Amy Ludwig VanDerwater is collecting notebook ideas at The Poem Farm today. When she tweeted me about the idea, I thought of my messy writing process and tried to imagine how I would replicate what I do digitally to bring a poem from its initial seed of an idea to fruition. What you will see below is an example of how I took the lyrics to a song about positivity, crossed out certain words, and then reshaped the lyrics into a poem. Going paperless may be a way to save the earth but it is also a way for me to organize my writing portfolio.

You can see the remainder of the lyrics here.

 Blackout poem created from a song's lyrics

Final Version

Please visit Poetry Friday that is being hosted by Matt Forrest today at Radio, Rhythm & RhymeMatt has very good news to share with everyone and a poem that provides insight into what springtime looks like in New Hampshire. 

Additional Information regarding digital literacy:

An invitation to share one digital poem/photo combination for the newest online gallery that I am creating, Spring's Symphony, can be accessed here.

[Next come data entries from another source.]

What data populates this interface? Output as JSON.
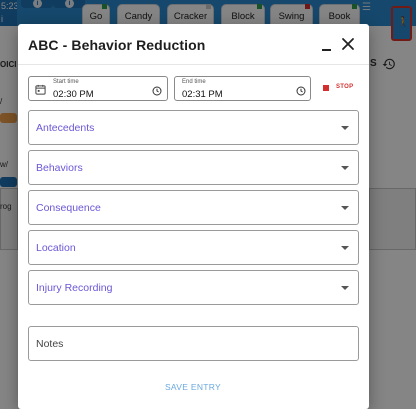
{
  "background": {
    "clock_time": "5:23",
    "clock_sub": "i",
    "tiles": [
      {
        "label": "Go",
        "color": "#2e9e49"
      },
      {
        "label": "Candy",
        "color": "#ffffff"
      },
      {
        "label": "Cracker",
        "color": "#cccccc"
      },
      {
        "label": "Block",
        "color": "#2e9e49"
      },
      {
        "label": "Swing",
        "color": "#d32f2f"
      },
      {
        "label": "Book",
        "color": "#2e9e49"
      }
    ],
    "menu_icon": "hamburger-icon",
    "person_icon": "person-icon",
    "left_labels": [
      "OICI",
      "/",
      "w/",
      "rog"
    ],
    "right_label": "S",
    "history_icon": "history-icon"
  },
  "dialog": {
    "title": "ABC - Behavior Reduction",
    "start_time_caption": "Start time",
    "start_time_value": "02:30 PM",
    "end_time_caption": "End time",
    "end_time_value": "02:31 PM",
    "stop_label": "STOP",
    "fields": [
      {
        "label": "Antecedents"
      },
      {
        "label": "Behaviors"
      },
      {
        "label": "Consequence"
      },
      {
        "label": "Location"
      },
      {
        "label": "Injury Recording"
      }
    ],
    "notes_placeholder": "Notes",
    "save_label": "SAVE ENTRY"
  },
  "colors": {
    "accent": "#6b57d6",
    "topbar": "#2a8ad0",
    "stop": "#d32f2f",
    "save": "#6aa9e0"
  }
}
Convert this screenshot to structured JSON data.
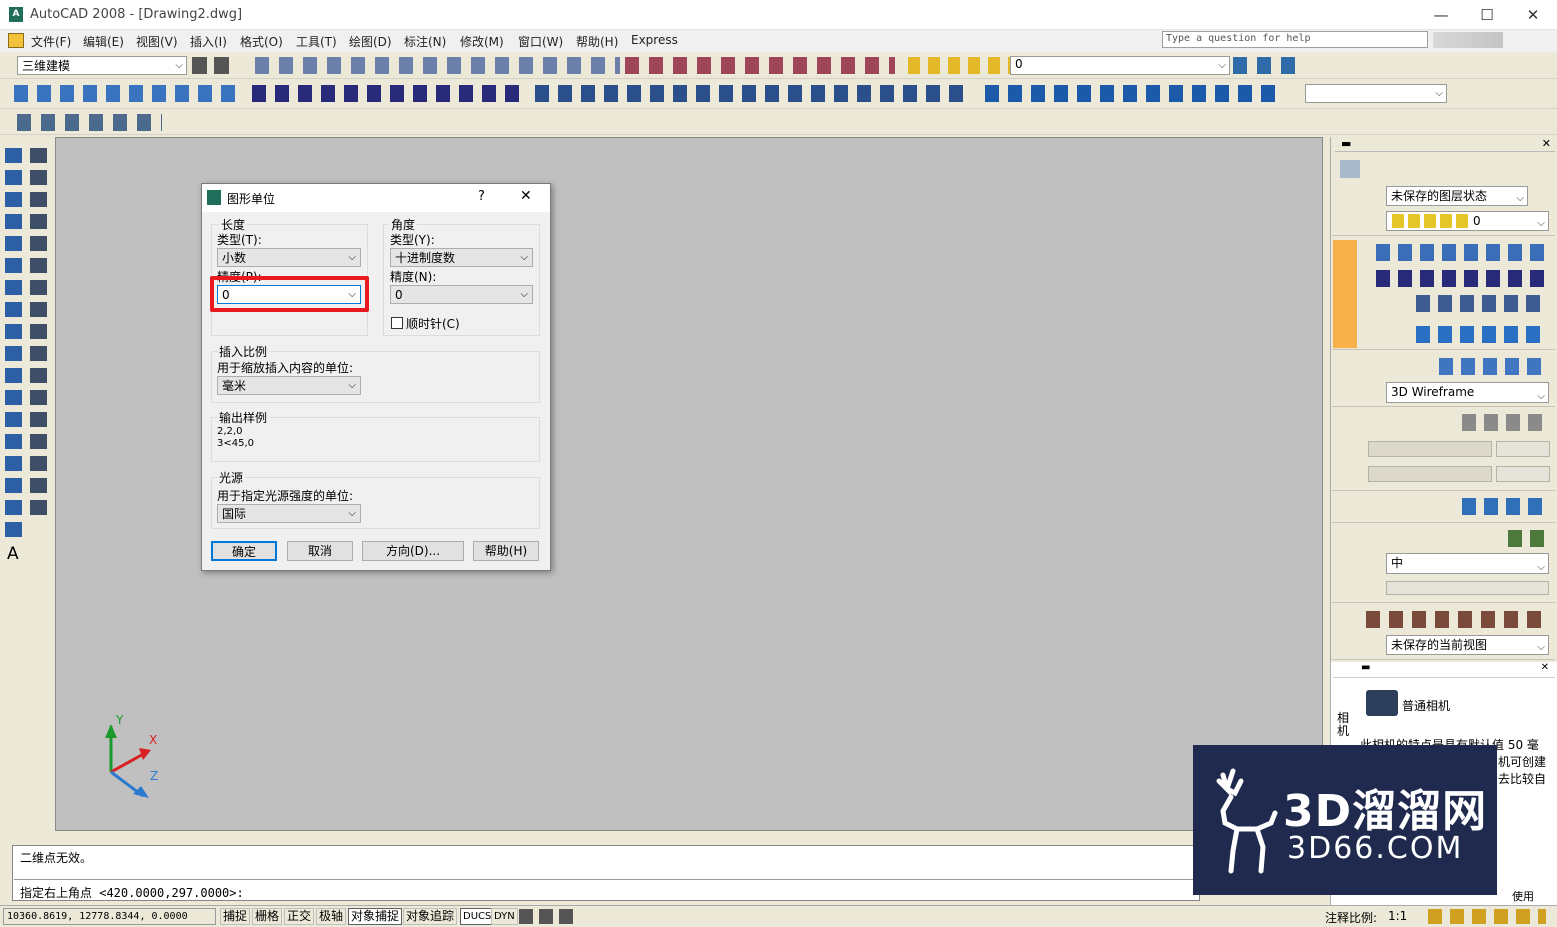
{
  "window": {
    "title": "AutoCAD 2008 - [Drawing2.dwg]",
    "min": "—",
    "max": "☐",
    "close": "✕"
  },
  "menu": [
    "文件(F)",
    "编辑(E)",
    "视图(V)",
    "插入(I)",
    "格式(O)",
    "工具(T)",
    "绘图(D)",
    "标注(N)",
    "修改(M)",
    "窗口(W)",
    "帮助(H)",
    "Express"
  ],
  "help_placeholder": "Type a question for help",
  "workspace_combo": "三维建模",
  "layer_combo": "0",
  "dialog": {
    "title": "图形单位",
    "help_glyph": "?",
    "close_glyph": "✕",
    "length": {
      "group": "长度",
      "type_label": "类型(T):",
      "type_value": "小数",
      "precision_label": "精度(P):",
      "precision_value": "0"
    },
    "angle": {
      "group": "角度",
      "type_label": "类型(Y):",
      "type_value": "十进制度数",
      "precision_label": "精度(N):",
      "precision_value": "0",
      "clockwise": "顺时针(C)"
    },
    "insert": {
      "group": "插入比例",
      "label": "用于缩放插入内容的单位:",
      "value": "毫米"
    },
    "sample": {
      "group": "输出样例",
      "line1": "2,2,0",
      "line2": "3<45,0"
    },
    "light": {
      "group": "光源",
      "label": "用于指定光源强度的单位:",
      "value": "国际"
    },
    "buttons": {
      "ok": "确定",
      "cancel": "取消",
      "direction": "方向(D)...",
      "help": "帮助(H)"
    }
  },
  "right_panel": {
    "layer_state": "未保存的图层状态",
    "layer_row": "0",
    "visual_style": "3D Wireframe",
    "material_combo": "中",
    "view_combo": "未保存的当前视图",
    "camera_title": "普通相机",
    "camera_side_label": "相机",
    "camera_desc": "此相机的特点是具有默认值 50 毫",
    "camera_desc2": "机可创建",
    "camera_desc3": "去比较自",
    "camera_footer": "使用"
  },
  "command": {
    "line1": "二维点无效。",
    "line2": "指定右上角点 <420.0000,297.0000>:"
  },
  "status": {
    "coords": "10360.8619, 12778.8344, 0.0000",
    "buttons": [
      "捕捉",
      "栅格",
      "正交",
      "极轴",
      "对象捕捉",
      "对象追踪",
      "DUCS",
      "DYN"
    ],
    "annotation_scale_label": "注释比例:",
    "annotation_scale": "1:1"
  },
  "ucs": {
    "x": "X",
    "y": "Y",
    "z": "Z"
  },
  "watermark": {
    "text": "3D溜溜网",
    "sub": "3D66.COM"
  },
  "colors": {
    "highlight": "#e8191f",
    "canvas": "#c0c0c0",
    "watermark_bg": "#1f2a4e",
    "panel_accent": "#f7b14a"
  }
}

I hope that Poetry Friday colleagues will be creative in their visual representations of springtime.  

Also, please peruse the Hall of #EduHeroVoices filled with digital images of #edusinspirations. If interested, create one and send it to me for the new site. 

Wednesday, May 20, 2015


When one door closes another opens is a common phrase that signifies endings and new beginnings on our journey of life.  As I researched songs that discuss this theme, I found one, Brand New Sun, that is termed "an ode to embracing a new chapter in life." Jason Lytle provides a breathy song that is uplifting and hopeful, as all new beginnings should be.

On the endless journey of life
endings bring closure
a fresh start
a new chapter
new beginnings
a journey of faith-filled forevers.

With a focused, positive frame of mind follow the path.

Meander through gardens and byways 
turning your gaze upward
listening for breathe's cues.
gently spread your wings.
With perseverance and patience,
fly to greater heights than you knew.

As each step leads you on,
read the road.
Still the chatter. 
Steady any restless steps.
Look for guideposts along the way.
Dive into refreshing pools waiting ahead.
Carefully stretch your limits. Find the challenge
that will shape your tomorrows and bring you rest.

Reach into the vast open spaces of possibilities. 
Your new journey awaits.
Carol Varsalona © 2015

For I know the plans I have for you, declares the LORD, plans to prosper you and not to harm you, plans to give you hope and a future.   
Jeremiah 29:11

Today the Spiritual Journey Thursday writers under the direction of Holly Mueller, explore the topic of Endings/Beginnings. The poem above incorporates the one little words of the original group of writers. 

What is your perspective on endings and beginnings?

Please visit #Spiritual Journey Thursday to read the postings.